The film mixes in well-known actors from south of the border in James Caan and Danny Trejo. Caan does a fine job in a limited role, but Trejo steals the show in his moments.
Bennett starred in a film we saw in Toronto in 2007 called YPF. She handles with great physical comedic ease the difficult task of appearing pregnant in various stages. When you hear American actresses complain about not getting parts past a certain age, a partial solution is to write the role for yourself.
The film was shot in Bennett's hometown of Vancouver.
Options south of the border: Caan and Trejo add a certain appeal in the U.S. market. The film is a smarter look at a subject that was draw in an American audience. Preggoland is likely destined for a cable movie run and/or a Netflix slot.
And then there is this film
Gerontophilia is not for most audiences, perhaps including me. The subject matter — a young man who discovers that he is into older men — is a bit off-putting but the film itself is well-done.

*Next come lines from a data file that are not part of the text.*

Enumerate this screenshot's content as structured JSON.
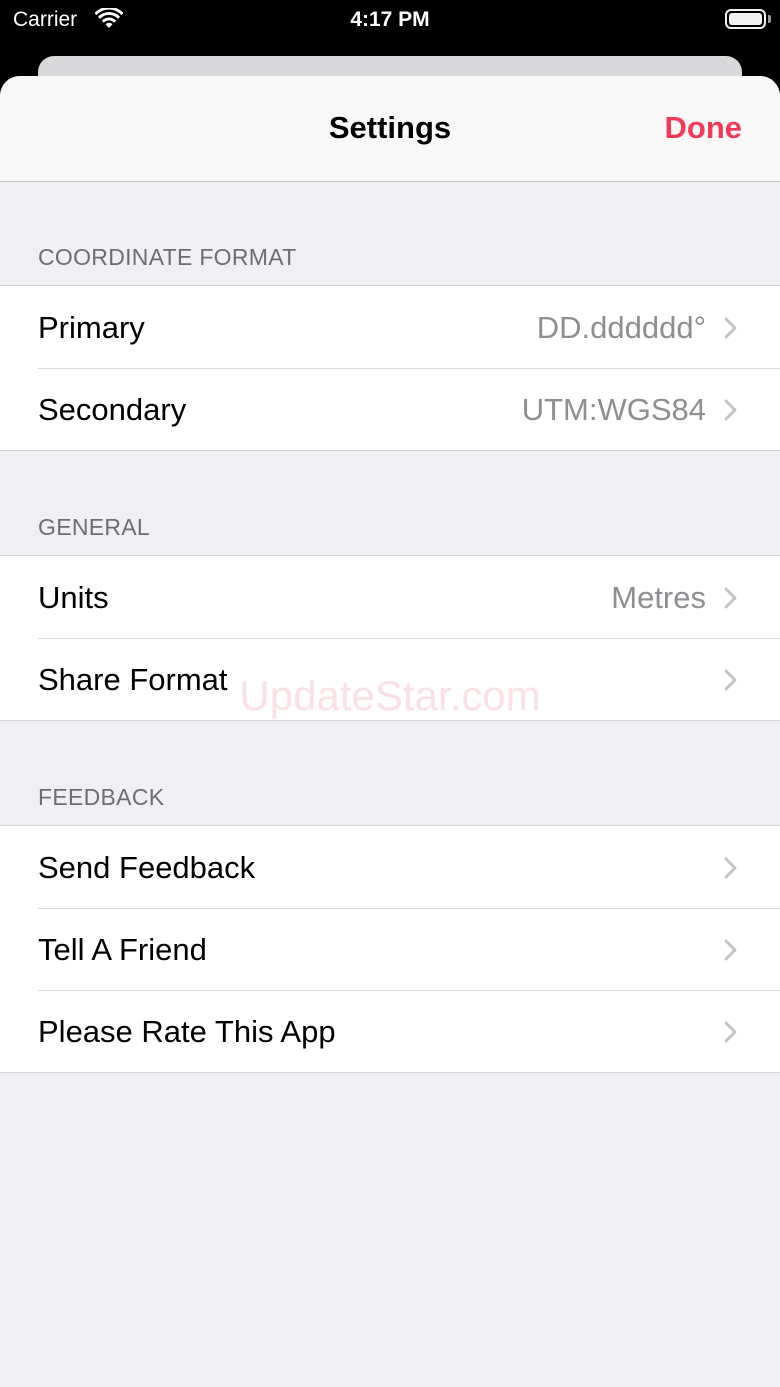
{
  "status_bar": {
    "carrier": "Carrier",
    "time": "4:17 PM"
  },
  "nav": {
    "title": "Settings",
    "done_label": "Done"
  },
  "accent_color": "#f2395a",
  "sections": [
    {
      "header": "COORDINATE FORMAT",
      "rows": [
        {
          "label": "Primary",
          "value": "DD.dddddd°"
        },
        {
          "label": "Secondary",
          "value": "UTM:WGS84"
        }
      ]
    },
    {
      "header": "GENERAL",
      "rows": [
        {
          "label": "Units",
          "value": "Metres"
        },
        {
          "label": "Share Format",
          "value": ""
        }
      ]
    },
    {
      "header": "FEEDBACK",
      "rows": [
        {
          "label": "Send Feedback",
          "value": ""
        },
        {
          "label": "Tell A Friend",
          "value": ""
        },
        {
          "label": "Please Rate This App",
          "value": ""
        }
      ]
    }
  ],
  "watermark": "UpdateStar.com",
  "icons": {
    "wifi": "wifi-icon",
    "battery": "battery-icon",
    "chevron": "chevron-right-icon"
  }
}
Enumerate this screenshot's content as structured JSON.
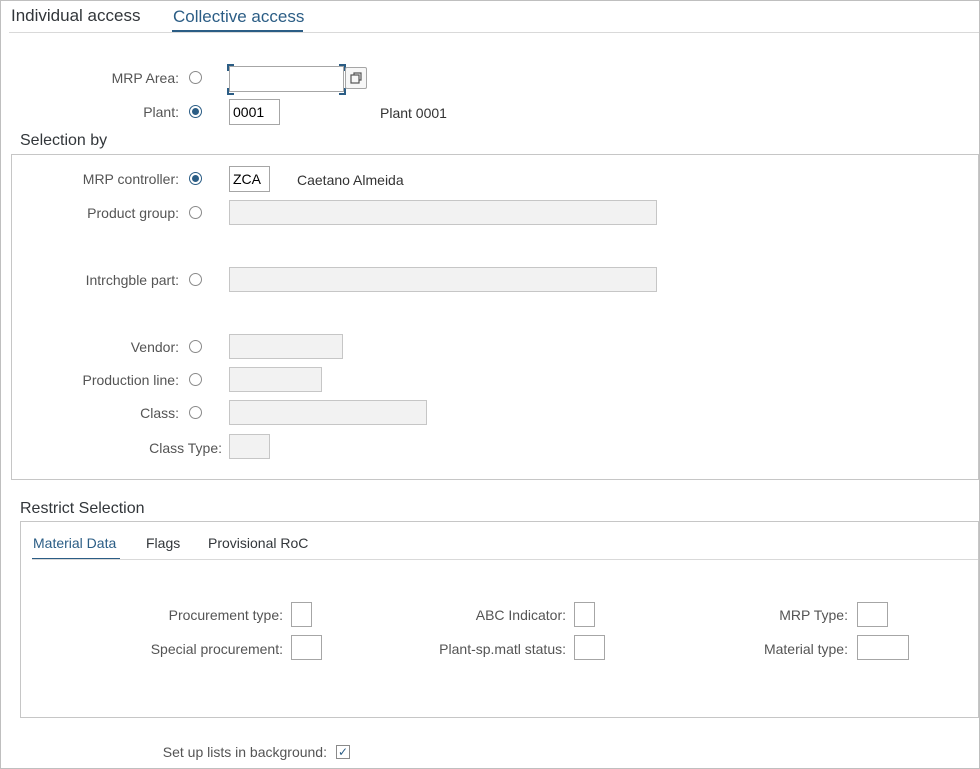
{
  "tabs": [
    {
      "label": "Individual access",
      "active": false
    },
    {
      "label": "Collective access",
      "active": true
    }
  ],
  "header_fields": {
    "mrp_area": {
      "label": "MRP Area:",
      "selected": false,
      "value": ""
    },
    "plant": {
      "label": "Plant:",
      "selected": true,
      "value": "0001",
      "description": "Plant 0001"
    }
  },
  "selection_by": {
    "title": "Selection by",
    "mrp_controller": {
      "label": "MRP controller:",
      "selected": true,
      "value": "ZCA",
      "description": "Caetano Almeida"
    },
    "product_group": {
      "label": "Product group:",
      "selected": false,
      "value": ""
    },
    "intrchgble_part": {
      "label": "Intrchgble part:",
      "selected": false,
      "value": ""
    },
    "vendor": {
      "label": "Vendor:",
      "selected": false,
      "value": ""
    },
    "production_line": {
      "label": "Production line:",
      "selected": false,
      "value": ""
    },
    "class": {
      "label": "Class:",
      "selected": false,
      "value": ""
    },
    "class_type": {
      "label": "Class Type:",
      "value": ""
    }
  },
  "restrict_selection": {
    "title": "Restrict Selection",
    "subtabs": [
      {
        "label": "Material Data",
        "active": true
      },
      {
        "label": "Flags",
        "active": false
      },
      {
        "label": "Provisional RoC",
        "active": false
      }
    ],
    "fields": {
      "procurement_type": {
        "label": "Procurement type:",
        "value": ""
      },
      "special_procurement": {
        "label": "Special procurement:",
        "value": ""
      },
      "abc_indicator": {
        "label": "ABC Indicator:",
        "value": ""
      },
      "plant_sp_matl_status": {
        "label": "Plant-sp.matl status:",
        "value": ""
      },
      "mrp_type": {
        "label": "MRP Type:",
        "value": ""
      },
      "material_type": {
        "label": "Material type:",
        "value": ""
      }
    }
  },
  "background": {
    "label": "Set up lists in background:",
    "checked": true,
    "check_glyph": "✓"
  },
  "icons": {
    "value_help": "value-help-icon"
  },
  "colors": {
    "accent": "#2b5d85",
    "border": "#c6c6c6",
    "disabled_bg": "#f2f2f2"
  }
}
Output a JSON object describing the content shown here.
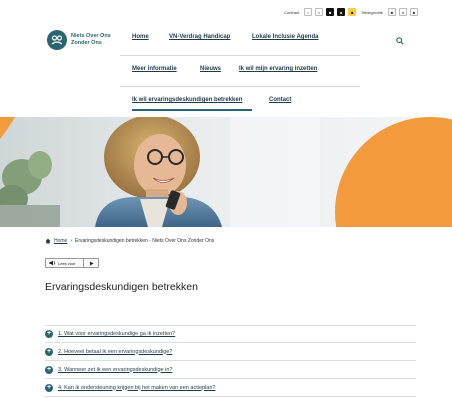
{
  "accessibility_bar": {
    "contrast_label": "Contrast",
    "font_size_label": "Tekstgrootte",
    "contrast_buttons": [
      "○",
      "◐",
      "■",
      "■",
      "■"
    ],
    "size_buttons": [
      "■",
      "A",
      "■"
    ]
  },
  "logo": {
    "line1": "Niets Over Ons",
    "line2": "Zonder Ons"
  },
  "nav": {
    "row1": [
      "Home",
      "VN-Verdrag Handicap",
      "Lokale Inclusie Agenda"
    ],
    "row2": [
      "Meer informatie",
      "Nieuws",
      "Ik wil mijn ervaring inzetten"
    ],
    "row3": [
      "Ik wil ervaringsdeskundigen betrekken",
      "Contact"
    ]
  },
  "breadcrumb": {
    "home": "Home",
    "separator": "›",
    "current": "Ervaringsdeskundigen betrekken - Niets Over Ons Zonder Ons"
  },
  "read_aloud": {
    "label": "Lees voor"
  },
  "page": {
    "heading": "Ervaringsdeskundigen betrekken"
  },
  "accordion": [
    "1. Wat voor ervaringsdeskundige ga ik inzetten?",
    "2. Hoeveel betaal ik een ervaringsdeskundige?",
    "3. Wanneer zet ik een ervaringsdeskundige in?",
    "4. Kan ik ondersteuning krijgen bij het maken van een actieplan?"
  ],
  "colors": {
    "brand": "#2a6470",
    "accent": "#f29a3c"
  }
}
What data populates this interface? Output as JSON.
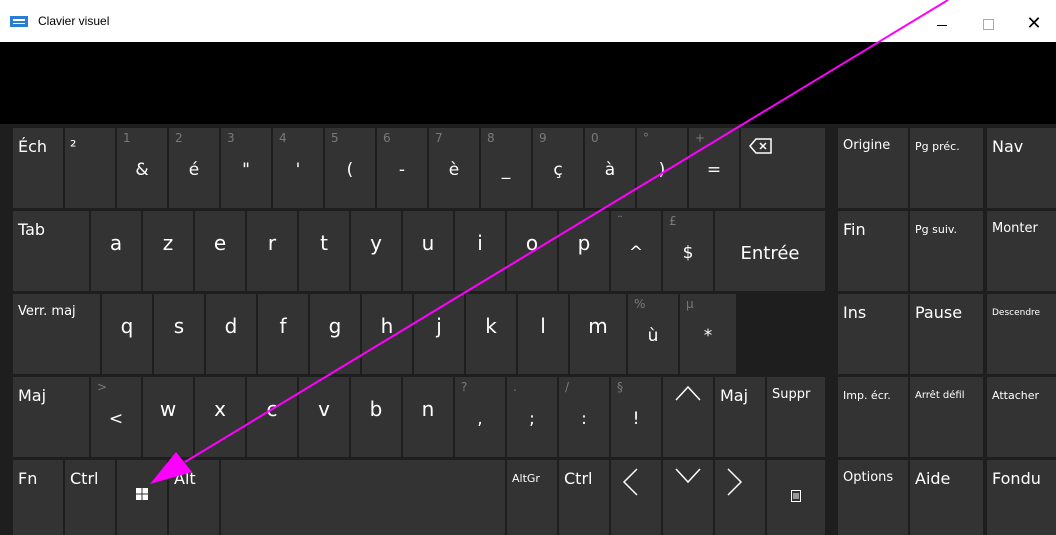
{
  "window": {
    "title": "Clavier visuel",
    "icon": "keyboard-icon",
    "controls": [
      "minimize-icon",
      "maximize-icon",
      "close-icon"
    ],
    "close_glyph": "✕"
  },
  "colors": {
    "key": "#333333",
    "background": "#1e1e1e",
    "secondary_label": "#7a7a7a",
    "annotation_arrow": "#ff00ff"
  },
  "row1": {
    "ech": "Éch",
    "sq": "²",
    "k1": {
      "sec": "1",
      "pri": "&"
    },
    "k2": {
      "sec": "2",
      "pri": "é"
    },
    "k3": {
      "sec": "3",
      "pri": "\""
    },
    "k4": {
      "sec": "4",
      "pri": "'"
    },
    "k5": {
      "sec": "5",
      "pri": "("
    },
    "k6": {
      "sec": "6",
      "pri": "-"
    },
    "k7": {
      "sec": "7",
      "pri": "è"
    },
    "k8": {
      "sec": "8",
      "pri": "_"
    },
    "k9": {
      "sec": "9",
      "pri": "ç"
    },
    "k0": {
      "sec": "0",
      "pri": "à"
    },
    "kdeg": {
      "sec": "°",
      "pri": ")"
    },
    "kplus": {
      "sec": "+",
      "pri": "="
    },
    "backspace_icon": "backspace-icon"
  },
  "row2": {
    "tab": "Tab",
    "a": "a",
    "z": "z",
    "e": "e",
    "r": "r",
    "t": "t",
    "y": "y",
    "u": "u",
    "i": "i",
    "o": "o",
    "p": "p",
    "circ": {
      "sec": "¨",
      "pri": "^"
    },
    "dollar": {
      "sec": "£",
      "pri": "$"
    },
    "enter": "Entrée"
  },
  "row3": {
    "caps": "Verr. maj",
    "q": "q",
    "s": "s",
    "d": "d",
    "f": "f",
    "g": "g",
    "h": "h",
    "j": "j",
    "k": "k",
    "l": "l",
    "m": "m",
    "ugrave": {
      "sec": "%",
      "pri": "ù"
    },
    "star": {
      "sec": "µ",
      "pri": "*"
    }
  },
  "row4": {
    "shift": "Maj",
    "lt": {
      "sec": ">",
      "pri": "<"
    },
    "w": "w",
    "x": "x",
    "c": "c",
    "v": "v",
    "b": "b",
    "n": "n",
    "comma": {
      "sec": "?",
      "pri": ","
    },
    "semicolon": {
      "sec": ".",
      "pri": ";"
    },
    "colon": {
      "sec": "/",
      "pri": ":"
    },
    "excl": {
      "sec": "§",
      "pri": "!"
    },
    "up_icon": "arrow-up-icon",
    "shift_r": "Maj",
    "del": "Suppr"
  },
  "row5": {
    "fn": "Fn",
    "ctrl": "Ctrl",
    "win_icon": "windows-icon",
    "alt": "Alt",
    "altgr": "AltGr",
    "ctrl_r": "Ctrl",
    "left_icon": "arrow-left-icon",
    "down_icon": "arrow-down-icon",
    "right_icon": "arrow-right-icon",
    "menu_icon": "context-menu-icon"
  },
  "nav": {
    "home": "Origine",
    "pgup": "Pg préc.",
    "navkey": "Nav",
    "end": "Fin",
    "pgdn": "Pg suiv.",
    "monter": "Monter",
    "ins": "Ins",
    "pause": "Pause",
    "descendre": "Descendre",
    "prtsc": "Imp. écr.",
    "scroll": "Arrêt défil",
    "attacher": "Attacher",
    "options": "Options",
    "aide": "Aide",
    "fondu": "Fondu"
  }
}
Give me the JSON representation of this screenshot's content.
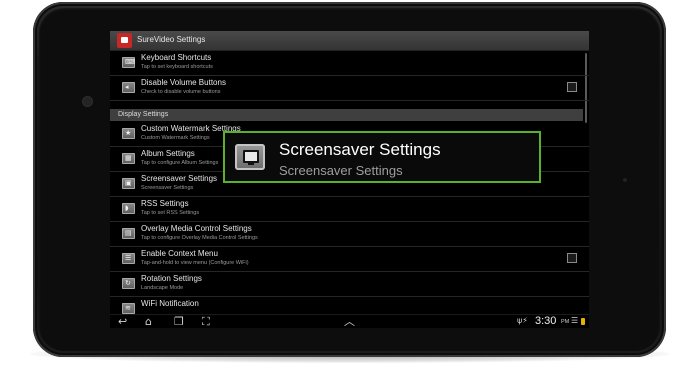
{
  "window": {
    "app_title": "SureVideo Settings"
  },
  "list": {
    "items": [
      {
        "title": "Keyboard Shortcuts",
        "subtitle": "Tap to set keyboard shortcuts",
        "icon": "keyboard-icon",
        "checkbox": false
      },
      {
        "title": "Disable Volume Buttons",
        "subtitle": "Check to disable volume buttons",
        "icon": "volume-icon",
        "checkbox": true,
        "checked": false
      }
    ],
    "section_header": "Display Settings",
    "display_items": [
      {
        "title": "Custom Watermark Settings",
        "subtitle": "Custom Watermark Settings",
        "icon": "star-icon",
        "checkbox": false
      },
      {
        "title": "Album Settings",
        "subtitle": "Tap to configure Album Settings",
        "icon": "album-icon",
        "checkbox": false
      },
      {
        "title": "Screensaver Settings",
        "subtitle": "Screensaver Settings",
        "icon": "screensaver-icon",
        "checkbox": false
      },
      {
        "title": "RSS Settings",
        "subtitle": "Tap to set RSS Settings",
        "icon": "rss-icon",
        "checkbox": false
      },
      {
        "title": "Overlay Media Control Settings",
        "subtitle": "Tap to configure Overlay Media Control Settings",
        "icon": "overlay-icon",
        "checkbox": false
      },
      {
        "title": "Enable Context Menu",
        "subtitle": "Tap-and-hold to view menu (Configure WiFi)",
        "icon": "context-menu-icon",
        "checkbox": true,
        "checked": false
      },
      {
        "title": "Rotation Settings",
        "subtitle": "Landscape Mode",
        "icon": "rotation-icon",
        "checkbox": false
      },
      {
        "title": "WiFi Notification",
        "subtitle": "",
        "icon": "wifi-notification-icon",
        "checkbox": false
      }
    ]
  },
  "highlight": {
    "title": "Screensaver Settings",
    "subtitle": "Screensaver Settings"
  },
  "status_bar": {
    "time": "3:30",
    "ampm": "PM"
  },
  "colors": {
    "highlight_border": "#5ab22c",
    "section_bg": "#3f3f3f",
    "battery": "#e8b200"
  }
}
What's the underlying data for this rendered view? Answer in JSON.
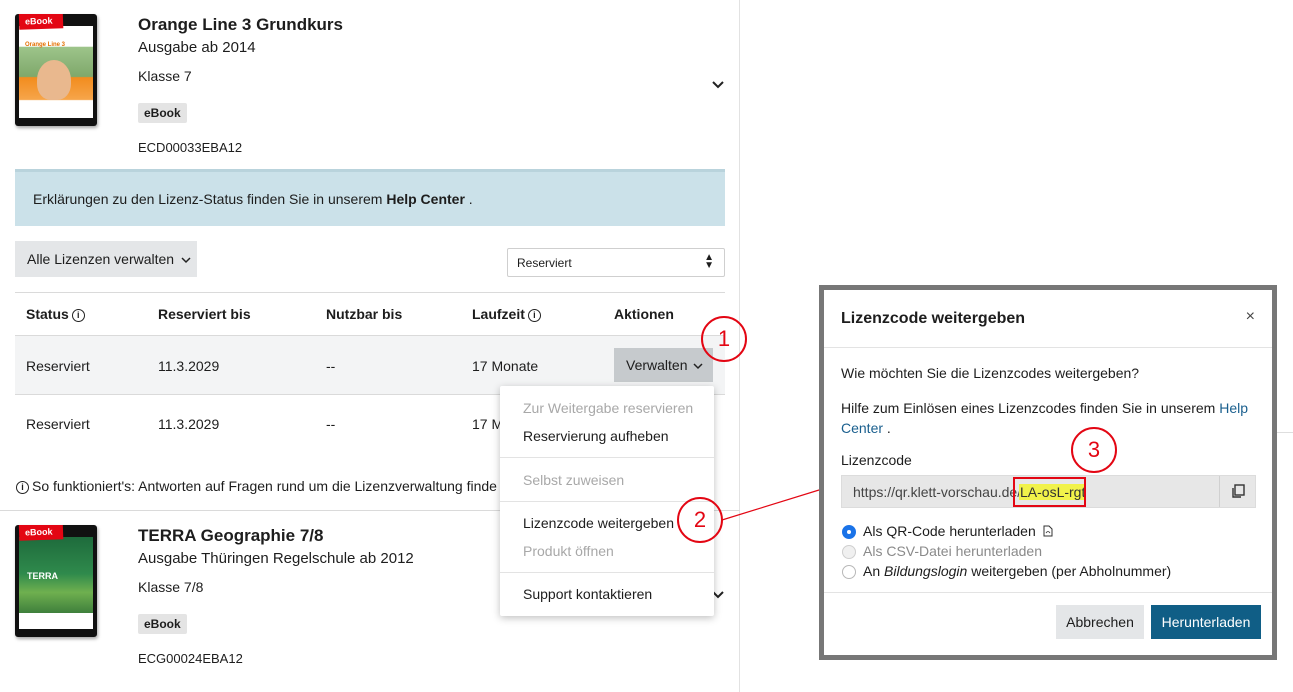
{
  "products": [
    {
      "cover_tag": "eBook",
      "cover_title": "Orange Line 3",
      "title": "Orange Line 3 Grundkurs",
      "edition": "Ausgabe ab 2014",
      "class": "Klasse 7",
      "badge": "eBook",
      "code": "ECD00033EBA12"
    },
    {
      "cover_tag": "eBook",
      "cover_title": "TERRA",
      "title": "TERRA Geographie 7/8",
      "edition": "Ausgabe Thüringen Regelschule ab 2012",
      "class": "Klasse 7/8",
      "badge": "eBook",
      "code": "ECG00024EBA12"
    }
  ],
  "info_box": {
    "text": "Erklärungen zu den Lizenz-Status finden Sie in unserem ",
    "link": "Help Center",
    "suffix": " ."
  },
  "manage_all_label": "Alle Lizenzen verwalten",
  "filter_select": {
    "value": "Reserviert"
  },
  "table": {
    "headers": [
      "Status",
      "Reserviert bis",
      "Nutzbar bis",
      "Laufzeit",
      "Aktionen"
    ],
    "rows": [
      {
        "status": "Reserviert",
        "reserved_until": "11.3.2029",
        "usable_until": "--",
        "duration": "17 Monate",
        "action": "Verwalten"
      },
      {
        "status": "Reserviert",
        "reserved_until": "11.3.2029",
        "usable_until": "--",
        "duration": "17 M"
      }
    ]
  },
  "howto_text": "So funktioniert's: Antworten auf Fragen rund um die Lizenzverwaltung finde",
  "dropdown_menu": {
    "items": [
      {
        "label": "Zur Weitergabe reservieren",
        "disabled": true
      },
      {
        "label": "Reservierung aufheben",
        "disabled": false
      },
      {
        "label": "Selbst zuweisen",
        "disabled": true
      },
      {
        "label": "Lizenzcode weitergeben",
        "disabled": false
      },
      {
        "label": "Produkt öffnen",
        "disabled": true
      },
      {
        "label": "Support kontaktieren",
        "disabled": false
      }
    ]
  },
  "annotations": [
    "1",
    "2",
    "3"
  ],
  "modal": {
    "title": "Lizenzcode weitergeben",
    "close": "×",
    "question": "Wie möchten Sie die Lizenzcodes weitergeben?",
    "help_text": "Hilfe zum Einlösen eines Lizenzcodes finden Sie in unserem ",
    "help_link_1": "Help",
    "help_link_2": "Center",
    "help_suffix": " .",
    "field_label": "Lizenzcode",
    "code_prefix": "https://qr.klett-vorschau.de/",
    "code_value": "LA-osL-rgt",
    "options": [
      {
        "label": "Als QR-Code herunterladen",
        "checked": true,
        "disabled": false
      },
      {
        "label": "Als CSV-Datei herunterladen",
        "checked": false,
        "disabled": true
      },
      {
        "label_pre": "An ",
        "label_em": "Bildungslogin",
        "label_post": " weitergeben (per Abholnummer)",
        "checked": false,
        "disabled": false
      }
    ],
    "cancel_label": "Abbrechen",
    "download_label": "Herunterladen"
  },
  "colors": {
    "accent_blue": "#105e86",
    "info_bg": "#cbe1e9",
    "annotation_red": "#e30613",
    "highlight_yellow": "#f1f24a"
  }
}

Katie Boland plays the young man's girlfriend and does well in a complex role (full disclosure: Boland attended the screening and was a delight to meet). The film also does a nice job of mixing in English and French well; the young man is francohpone while Boland's character is Anglophone.
Options south of the border: If you find this film south of the border outside of a gay/lesbian film festival, we will officially be shocked. But sometimes we are wrong.
Full disclosure: Unlike last year, I paid my way for the entire 2014 Windsor International Film Festival. Still worth every penny.
video credit: "Mommy" film